(AIM OF THE EXERCISE)
Isolate every line in the data with the string "selected" and copy it.

(SOURCE RECORDS)
============
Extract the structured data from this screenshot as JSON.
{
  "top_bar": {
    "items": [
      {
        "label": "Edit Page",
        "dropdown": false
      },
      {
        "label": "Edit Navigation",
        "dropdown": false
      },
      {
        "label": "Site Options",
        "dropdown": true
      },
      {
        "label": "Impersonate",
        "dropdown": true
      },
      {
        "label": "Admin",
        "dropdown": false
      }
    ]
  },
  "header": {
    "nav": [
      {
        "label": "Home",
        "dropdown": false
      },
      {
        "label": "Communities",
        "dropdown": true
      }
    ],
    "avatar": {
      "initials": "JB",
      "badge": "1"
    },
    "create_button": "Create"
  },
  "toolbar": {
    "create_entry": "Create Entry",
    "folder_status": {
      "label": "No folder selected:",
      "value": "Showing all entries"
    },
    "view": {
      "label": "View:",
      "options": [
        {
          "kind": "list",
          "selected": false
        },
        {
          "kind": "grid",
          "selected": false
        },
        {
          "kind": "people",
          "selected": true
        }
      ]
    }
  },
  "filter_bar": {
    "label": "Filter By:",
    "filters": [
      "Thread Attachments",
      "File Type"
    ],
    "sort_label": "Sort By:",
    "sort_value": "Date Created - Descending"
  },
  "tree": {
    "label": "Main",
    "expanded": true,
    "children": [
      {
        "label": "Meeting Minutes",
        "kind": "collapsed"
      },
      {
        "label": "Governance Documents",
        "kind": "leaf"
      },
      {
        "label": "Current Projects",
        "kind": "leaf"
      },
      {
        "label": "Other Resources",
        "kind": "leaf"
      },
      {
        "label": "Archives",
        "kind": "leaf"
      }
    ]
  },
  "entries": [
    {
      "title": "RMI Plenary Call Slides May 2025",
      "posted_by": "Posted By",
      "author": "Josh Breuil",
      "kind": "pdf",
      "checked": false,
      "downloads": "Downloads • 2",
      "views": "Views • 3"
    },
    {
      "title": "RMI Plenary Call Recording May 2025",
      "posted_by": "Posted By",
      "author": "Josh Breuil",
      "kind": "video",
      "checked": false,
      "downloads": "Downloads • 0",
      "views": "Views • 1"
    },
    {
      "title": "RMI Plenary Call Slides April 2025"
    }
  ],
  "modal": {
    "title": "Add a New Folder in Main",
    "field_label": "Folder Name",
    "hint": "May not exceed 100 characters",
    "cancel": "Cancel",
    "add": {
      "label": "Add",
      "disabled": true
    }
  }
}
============
(RESULT OF THIS TASK)
      "label": "No folder selected:",
          "selected": false
          "selected": false
          "selected": true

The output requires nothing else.